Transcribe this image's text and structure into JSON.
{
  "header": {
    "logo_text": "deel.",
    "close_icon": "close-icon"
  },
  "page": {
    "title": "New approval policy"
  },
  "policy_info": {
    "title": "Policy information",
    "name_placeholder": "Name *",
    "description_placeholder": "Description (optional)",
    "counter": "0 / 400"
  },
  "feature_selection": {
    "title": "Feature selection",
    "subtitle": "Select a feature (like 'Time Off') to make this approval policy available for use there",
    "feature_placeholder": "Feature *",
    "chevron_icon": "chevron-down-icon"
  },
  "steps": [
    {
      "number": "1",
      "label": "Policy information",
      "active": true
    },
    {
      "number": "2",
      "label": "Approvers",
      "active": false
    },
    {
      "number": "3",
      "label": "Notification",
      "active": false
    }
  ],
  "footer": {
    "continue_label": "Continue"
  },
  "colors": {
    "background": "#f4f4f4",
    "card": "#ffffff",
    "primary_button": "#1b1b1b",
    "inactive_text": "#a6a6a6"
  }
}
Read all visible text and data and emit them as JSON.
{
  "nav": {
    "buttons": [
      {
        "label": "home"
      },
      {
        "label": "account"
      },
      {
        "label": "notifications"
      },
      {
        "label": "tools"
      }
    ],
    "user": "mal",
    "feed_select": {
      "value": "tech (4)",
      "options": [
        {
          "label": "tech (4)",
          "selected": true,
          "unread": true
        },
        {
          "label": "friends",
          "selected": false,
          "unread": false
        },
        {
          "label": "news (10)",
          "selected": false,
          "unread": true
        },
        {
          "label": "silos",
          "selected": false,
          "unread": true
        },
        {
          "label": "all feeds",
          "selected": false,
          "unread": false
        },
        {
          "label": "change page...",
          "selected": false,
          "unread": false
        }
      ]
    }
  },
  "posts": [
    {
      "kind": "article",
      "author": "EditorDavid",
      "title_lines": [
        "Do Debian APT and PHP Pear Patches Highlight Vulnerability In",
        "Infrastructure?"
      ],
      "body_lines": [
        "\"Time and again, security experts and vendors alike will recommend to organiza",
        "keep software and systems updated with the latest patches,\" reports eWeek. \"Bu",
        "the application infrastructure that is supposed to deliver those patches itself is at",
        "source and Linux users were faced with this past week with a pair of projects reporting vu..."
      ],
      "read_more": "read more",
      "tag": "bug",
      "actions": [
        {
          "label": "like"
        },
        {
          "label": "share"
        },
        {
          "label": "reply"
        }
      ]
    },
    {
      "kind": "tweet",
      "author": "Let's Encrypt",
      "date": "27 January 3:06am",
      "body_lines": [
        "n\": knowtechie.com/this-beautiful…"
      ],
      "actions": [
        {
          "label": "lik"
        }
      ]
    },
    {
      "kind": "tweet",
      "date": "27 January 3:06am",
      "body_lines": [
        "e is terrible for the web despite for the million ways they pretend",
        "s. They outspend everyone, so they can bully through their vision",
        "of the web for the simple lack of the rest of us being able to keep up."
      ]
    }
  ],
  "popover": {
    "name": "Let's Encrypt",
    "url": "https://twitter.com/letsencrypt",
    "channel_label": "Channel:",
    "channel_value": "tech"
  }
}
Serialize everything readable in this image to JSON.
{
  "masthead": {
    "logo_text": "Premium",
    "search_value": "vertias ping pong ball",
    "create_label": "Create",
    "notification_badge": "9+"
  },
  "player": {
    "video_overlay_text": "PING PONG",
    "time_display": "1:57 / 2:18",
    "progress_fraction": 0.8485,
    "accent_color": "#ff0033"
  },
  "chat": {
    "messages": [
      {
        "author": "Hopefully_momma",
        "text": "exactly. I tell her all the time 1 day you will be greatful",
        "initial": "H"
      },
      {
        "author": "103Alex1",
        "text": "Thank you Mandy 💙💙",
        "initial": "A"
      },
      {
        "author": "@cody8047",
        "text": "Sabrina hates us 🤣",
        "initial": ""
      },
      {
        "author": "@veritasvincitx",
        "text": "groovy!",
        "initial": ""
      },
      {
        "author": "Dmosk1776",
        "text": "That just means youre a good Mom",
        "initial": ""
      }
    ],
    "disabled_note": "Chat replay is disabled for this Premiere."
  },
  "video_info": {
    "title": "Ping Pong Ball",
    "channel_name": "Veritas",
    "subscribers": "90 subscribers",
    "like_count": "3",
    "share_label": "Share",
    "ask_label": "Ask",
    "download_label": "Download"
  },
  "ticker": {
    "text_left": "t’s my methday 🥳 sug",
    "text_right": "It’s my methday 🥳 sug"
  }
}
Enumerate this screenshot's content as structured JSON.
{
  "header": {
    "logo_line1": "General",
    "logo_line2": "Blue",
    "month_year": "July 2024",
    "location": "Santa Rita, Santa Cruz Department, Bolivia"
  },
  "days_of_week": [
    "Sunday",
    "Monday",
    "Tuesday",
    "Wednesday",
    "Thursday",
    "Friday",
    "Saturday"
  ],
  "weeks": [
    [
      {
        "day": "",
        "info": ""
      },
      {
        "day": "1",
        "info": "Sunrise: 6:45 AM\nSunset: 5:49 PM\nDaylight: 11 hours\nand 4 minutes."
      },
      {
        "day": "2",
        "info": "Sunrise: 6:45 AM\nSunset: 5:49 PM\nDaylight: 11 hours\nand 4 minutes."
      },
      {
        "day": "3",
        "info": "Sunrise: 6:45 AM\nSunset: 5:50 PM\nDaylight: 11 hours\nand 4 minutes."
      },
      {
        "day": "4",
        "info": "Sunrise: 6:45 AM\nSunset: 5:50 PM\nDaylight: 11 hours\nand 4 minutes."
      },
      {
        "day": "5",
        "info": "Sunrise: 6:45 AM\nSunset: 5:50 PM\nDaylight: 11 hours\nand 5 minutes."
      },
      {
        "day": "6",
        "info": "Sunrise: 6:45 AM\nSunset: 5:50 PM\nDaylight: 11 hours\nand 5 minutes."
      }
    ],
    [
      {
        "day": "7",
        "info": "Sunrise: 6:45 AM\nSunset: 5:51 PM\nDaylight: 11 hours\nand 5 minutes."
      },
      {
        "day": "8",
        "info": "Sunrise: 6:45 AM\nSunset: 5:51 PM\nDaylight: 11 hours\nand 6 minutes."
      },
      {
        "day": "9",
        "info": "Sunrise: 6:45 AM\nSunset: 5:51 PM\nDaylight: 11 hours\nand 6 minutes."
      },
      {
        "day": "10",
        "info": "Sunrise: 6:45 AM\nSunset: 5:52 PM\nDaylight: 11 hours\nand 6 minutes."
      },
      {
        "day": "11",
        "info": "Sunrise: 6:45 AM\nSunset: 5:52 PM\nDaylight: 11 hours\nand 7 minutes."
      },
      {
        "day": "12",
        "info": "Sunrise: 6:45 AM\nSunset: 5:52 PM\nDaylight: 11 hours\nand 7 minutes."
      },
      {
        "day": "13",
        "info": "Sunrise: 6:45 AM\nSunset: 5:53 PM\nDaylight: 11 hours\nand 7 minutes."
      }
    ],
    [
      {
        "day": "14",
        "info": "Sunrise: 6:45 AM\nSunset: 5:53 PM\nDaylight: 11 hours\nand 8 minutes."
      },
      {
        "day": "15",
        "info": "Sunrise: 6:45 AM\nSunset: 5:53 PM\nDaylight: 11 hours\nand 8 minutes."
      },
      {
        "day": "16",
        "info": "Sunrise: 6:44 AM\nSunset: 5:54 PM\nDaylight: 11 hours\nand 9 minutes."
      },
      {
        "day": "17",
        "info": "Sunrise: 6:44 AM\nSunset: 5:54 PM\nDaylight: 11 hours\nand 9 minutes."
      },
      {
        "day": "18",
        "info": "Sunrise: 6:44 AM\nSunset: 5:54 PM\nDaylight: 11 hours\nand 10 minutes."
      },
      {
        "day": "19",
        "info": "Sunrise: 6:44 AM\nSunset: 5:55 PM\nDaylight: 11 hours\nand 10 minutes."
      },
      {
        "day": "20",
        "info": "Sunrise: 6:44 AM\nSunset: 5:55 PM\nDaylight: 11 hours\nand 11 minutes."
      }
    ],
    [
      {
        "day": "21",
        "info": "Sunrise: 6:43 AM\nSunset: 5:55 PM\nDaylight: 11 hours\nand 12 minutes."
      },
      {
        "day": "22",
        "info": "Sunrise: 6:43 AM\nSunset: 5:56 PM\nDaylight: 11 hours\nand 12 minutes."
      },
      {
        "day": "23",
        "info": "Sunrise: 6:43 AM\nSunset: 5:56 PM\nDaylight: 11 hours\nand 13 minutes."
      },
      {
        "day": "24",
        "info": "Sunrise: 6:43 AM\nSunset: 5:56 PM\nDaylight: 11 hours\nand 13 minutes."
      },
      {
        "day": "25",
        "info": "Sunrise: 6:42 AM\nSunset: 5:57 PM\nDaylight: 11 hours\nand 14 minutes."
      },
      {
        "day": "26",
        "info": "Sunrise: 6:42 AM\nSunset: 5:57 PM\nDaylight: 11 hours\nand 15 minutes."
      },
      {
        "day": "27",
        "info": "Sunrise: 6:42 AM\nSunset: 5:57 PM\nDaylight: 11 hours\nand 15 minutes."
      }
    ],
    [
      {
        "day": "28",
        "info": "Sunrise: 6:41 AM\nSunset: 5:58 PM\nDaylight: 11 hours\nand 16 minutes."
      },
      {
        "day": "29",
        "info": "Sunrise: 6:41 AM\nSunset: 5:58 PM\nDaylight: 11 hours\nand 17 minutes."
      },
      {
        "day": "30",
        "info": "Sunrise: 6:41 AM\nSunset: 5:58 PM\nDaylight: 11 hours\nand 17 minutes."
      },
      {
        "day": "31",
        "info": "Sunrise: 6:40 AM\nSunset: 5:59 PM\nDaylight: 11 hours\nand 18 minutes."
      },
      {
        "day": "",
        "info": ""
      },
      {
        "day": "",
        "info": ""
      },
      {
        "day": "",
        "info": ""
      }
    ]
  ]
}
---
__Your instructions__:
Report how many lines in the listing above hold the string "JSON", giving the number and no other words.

__Task result__:
4